# Assigned task:
Scan the following data for lines with "subtitle" and state how many there are, as a number only.

- Opening Delimiter -

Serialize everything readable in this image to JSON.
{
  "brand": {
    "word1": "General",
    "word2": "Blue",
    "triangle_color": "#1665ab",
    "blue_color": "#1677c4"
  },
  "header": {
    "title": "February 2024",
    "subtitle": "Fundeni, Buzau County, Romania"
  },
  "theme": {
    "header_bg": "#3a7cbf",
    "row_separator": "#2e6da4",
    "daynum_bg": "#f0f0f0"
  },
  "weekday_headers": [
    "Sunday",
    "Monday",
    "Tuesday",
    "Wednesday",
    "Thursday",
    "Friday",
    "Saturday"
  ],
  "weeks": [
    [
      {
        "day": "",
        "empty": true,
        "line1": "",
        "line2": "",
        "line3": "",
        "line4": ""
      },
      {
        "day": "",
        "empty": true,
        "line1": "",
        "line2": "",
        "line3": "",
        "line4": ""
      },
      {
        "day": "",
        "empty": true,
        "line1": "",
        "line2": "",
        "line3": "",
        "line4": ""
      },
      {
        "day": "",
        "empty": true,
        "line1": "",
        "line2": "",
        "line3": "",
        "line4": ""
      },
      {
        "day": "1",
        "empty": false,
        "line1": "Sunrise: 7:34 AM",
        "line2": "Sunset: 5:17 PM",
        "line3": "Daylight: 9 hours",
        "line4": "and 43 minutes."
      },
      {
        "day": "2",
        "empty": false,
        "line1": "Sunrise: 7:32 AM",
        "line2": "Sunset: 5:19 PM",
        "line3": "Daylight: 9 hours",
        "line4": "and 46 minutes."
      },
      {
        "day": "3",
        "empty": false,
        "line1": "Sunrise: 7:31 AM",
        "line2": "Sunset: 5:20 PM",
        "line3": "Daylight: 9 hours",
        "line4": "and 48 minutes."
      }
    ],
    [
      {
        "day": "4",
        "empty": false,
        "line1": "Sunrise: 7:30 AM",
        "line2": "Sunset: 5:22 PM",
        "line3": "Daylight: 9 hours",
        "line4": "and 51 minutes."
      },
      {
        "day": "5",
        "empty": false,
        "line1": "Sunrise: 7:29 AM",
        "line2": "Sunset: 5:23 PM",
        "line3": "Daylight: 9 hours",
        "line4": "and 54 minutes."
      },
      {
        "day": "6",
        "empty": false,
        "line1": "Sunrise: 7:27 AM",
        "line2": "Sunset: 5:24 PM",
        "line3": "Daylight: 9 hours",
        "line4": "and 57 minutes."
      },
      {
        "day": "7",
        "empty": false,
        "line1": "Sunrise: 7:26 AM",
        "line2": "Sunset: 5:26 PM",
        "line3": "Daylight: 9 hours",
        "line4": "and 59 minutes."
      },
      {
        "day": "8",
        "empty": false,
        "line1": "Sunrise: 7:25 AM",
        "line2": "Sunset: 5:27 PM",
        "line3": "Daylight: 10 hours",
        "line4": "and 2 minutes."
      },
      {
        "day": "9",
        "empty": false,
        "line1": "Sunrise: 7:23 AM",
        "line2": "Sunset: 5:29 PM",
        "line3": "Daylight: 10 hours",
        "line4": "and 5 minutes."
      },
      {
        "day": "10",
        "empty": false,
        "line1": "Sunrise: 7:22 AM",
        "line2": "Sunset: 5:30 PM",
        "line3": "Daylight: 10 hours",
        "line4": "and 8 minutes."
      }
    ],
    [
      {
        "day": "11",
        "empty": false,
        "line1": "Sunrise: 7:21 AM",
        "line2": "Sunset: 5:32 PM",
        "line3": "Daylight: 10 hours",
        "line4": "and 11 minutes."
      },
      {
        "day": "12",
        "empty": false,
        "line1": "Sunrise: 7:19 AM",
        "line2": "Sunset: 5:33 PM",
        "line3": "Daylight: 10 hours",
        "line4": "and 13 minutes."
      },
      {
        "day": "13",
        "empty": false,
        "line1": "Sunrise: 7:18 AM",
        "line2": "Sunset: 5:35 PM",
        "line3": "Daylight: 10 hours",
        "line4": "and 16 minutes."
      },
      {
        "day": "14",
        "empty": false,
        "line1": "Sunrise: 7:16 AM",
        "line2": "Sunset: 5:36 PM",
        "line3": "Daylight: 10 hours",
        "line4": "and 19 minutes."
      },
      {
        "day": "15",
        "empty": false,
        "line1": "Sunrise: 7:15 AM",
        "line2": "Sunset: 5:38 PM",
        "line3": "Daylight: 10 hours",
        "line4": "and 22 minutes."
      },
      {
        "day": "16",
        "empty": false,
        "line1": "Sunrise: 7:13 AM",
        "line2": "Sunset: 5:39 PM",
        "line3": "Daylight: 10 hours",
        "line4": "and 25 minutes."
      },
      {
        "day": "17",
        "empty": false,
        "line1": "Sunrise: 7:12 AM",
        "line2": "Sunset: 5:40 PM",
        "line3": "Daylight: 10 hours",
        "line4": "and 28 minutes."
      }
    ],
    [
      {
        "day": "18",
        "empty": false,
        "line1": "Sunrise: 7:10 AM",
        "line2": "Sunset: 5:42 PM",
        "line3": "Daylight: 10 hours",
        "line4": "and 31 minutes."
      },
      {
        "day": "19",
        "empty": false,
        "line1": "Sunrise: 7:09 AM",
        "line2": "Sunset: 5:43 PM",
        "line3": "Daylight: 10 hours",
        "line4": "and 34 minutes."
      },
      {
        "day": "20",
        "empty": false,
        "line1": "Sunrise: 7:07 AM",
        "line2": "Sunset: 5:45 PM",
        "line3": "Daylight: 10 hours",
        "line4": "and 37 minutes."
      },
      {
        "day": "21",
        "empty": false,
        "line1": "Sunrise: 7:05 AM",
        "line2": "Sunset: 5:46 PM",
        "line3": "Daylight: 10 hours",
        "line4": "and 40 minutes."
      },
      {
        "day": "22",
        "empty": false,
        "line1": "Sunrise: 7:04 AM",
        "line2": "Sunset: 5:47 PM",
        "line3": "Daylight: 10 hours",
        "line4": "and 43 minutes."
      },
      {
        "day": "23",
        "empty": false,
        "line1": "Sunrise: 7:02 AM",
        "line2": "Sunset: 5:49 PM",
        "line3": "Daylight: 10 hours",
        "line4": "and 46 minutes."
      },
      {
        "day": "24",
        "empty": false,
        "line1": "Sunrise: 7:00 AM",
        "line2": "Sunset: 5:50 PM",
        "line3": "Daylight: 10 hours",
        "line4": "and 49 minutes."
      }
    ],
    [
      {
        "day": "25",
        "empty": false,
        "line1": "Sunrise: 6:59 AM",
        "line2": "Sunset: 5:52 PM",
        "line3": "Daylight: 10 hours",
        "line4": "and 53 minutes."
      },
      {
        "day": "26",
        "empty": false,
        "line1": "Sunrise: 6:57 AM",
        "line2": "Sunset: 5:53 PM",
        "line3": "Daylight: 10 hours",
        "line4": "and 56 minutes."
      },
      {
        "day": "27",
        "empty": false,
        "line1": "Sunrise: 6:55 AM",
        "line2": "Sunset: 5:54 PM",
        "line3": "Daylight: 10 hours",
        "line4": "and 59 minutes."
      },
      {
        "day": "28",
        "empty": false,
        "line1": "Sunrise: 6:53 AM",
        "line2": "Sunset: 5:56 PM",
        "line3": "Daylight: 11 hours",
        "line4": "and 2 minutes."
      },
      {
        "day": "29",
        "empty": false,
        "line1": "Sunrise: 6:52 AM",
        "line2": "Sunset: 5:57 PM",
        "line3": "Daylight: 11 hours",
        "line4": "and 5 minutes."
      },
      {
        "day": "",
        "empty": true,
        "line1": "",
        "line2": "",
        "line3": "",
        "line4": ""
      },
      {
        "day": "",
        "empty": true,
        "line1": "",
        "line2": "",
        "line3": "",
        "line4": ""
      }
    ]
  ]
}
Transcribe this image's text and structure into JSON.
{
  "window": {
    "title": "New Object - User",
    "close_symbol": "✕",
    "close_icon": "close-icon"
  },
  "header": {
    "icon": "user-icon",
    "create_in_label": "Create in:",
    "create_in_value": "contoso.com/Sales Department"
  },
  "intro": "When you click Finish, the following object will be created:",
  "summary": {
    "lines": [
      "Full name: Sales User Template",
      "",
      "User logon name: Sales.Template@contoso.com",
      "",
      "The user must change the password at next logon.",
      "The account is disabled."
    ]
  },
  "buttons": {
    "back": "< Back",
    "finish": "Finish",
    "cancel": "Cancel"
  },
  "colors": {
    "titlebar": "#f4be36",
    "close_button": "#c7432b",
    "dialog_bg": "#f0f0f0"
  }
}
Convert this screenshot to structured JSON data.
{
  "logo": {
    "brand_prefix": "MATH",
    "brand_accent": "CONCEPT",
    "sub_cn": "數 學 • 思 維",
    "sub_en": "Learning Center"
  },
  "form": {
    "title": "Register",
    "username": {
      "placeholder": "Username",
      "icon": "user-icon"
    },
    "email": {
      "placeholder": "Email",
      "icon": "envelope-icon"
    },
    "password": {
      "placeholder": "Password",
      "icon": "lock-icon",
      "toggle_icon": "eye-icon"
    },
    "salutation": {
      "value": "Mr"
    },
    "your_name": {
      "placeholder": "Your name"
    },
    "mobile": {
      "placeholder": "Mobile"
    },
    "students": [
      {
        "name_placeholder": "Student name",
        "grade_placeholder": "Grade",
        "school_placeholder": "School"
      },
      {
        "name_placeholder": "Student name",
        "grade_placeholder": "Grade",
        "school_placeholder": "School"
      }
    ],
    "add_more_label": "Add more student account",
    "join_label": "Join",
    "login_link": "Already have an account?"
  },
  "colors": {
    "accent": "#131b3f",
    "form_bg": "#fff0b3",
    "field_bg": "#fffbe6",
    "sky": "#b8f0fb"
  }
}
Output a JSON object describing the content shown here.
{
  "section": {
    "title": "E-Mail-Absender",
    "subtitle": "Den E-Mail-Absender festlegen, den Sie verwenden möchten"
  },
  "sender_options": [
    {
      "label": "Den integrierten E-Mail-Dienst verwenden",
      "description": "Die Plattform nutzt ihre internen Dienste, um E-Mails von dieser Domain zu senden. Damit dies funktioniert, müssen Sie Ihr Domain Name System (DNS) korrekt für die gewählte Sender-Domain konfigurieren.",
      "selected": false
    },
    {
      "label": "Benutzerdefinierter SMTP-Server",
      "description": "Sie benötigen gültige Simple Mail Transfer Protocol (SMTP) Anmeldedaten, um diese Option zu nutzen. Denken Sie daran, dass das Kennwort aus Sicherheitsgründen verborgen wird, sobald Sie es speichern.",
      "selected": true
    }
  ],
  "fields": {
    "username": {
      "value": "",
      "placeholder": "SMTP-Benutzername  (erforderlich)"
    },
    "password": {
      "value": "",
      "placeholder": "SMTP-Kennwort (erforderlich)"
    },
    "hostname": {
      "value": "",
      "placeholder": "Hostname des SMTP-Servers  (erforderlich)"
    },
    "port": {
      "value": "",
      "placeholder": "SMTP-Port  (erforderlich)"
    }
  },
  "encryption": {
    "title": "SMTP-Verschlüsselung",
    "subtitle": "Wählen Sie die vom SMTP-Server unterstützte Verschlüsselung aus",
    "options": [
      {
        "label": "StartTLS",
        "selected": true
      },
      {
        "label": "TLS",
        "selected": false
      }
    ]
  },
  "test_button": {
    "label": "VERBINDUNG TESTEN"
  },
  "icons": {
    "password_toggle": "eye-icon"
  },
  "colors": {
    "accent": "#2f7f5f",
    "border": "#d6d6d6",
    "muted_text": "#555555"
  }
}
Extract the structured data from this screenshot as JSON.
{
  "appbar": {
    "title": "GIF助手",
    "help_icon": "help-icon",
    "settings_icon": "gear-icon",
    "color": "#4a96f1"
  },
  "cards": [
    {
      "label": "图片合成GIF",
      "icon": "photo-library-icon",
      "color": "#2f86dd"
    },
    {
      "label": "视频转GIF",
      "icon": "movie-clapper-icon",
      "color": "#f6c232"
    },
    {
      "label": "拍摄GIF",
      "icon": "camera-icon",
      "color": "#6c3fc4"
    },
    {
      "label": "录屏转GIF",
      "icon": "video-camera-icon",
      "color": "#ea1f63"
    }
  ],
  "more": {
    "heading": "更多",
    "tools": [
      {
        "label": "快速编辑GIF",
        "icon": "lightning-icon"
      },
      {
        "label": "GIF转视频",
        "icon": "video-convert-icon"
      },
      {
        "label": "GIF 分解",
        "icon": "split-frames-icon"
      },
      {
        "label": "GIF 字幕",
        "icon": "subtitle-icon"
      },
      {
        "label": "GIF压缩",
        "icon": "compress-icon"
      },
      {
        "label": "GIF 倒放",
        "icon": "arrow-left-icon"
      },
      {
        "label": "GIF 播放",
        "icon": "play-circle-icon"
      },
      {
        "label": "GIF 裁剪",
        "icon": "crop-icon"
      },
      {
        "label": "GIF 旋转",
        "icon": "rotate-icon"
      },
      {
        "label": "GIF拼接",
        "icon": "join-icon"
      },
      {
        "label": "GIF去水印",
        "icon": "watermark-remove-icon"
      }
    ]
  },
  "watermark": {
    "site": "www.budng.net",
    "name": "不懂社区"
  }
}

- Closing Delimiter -

# Output:
4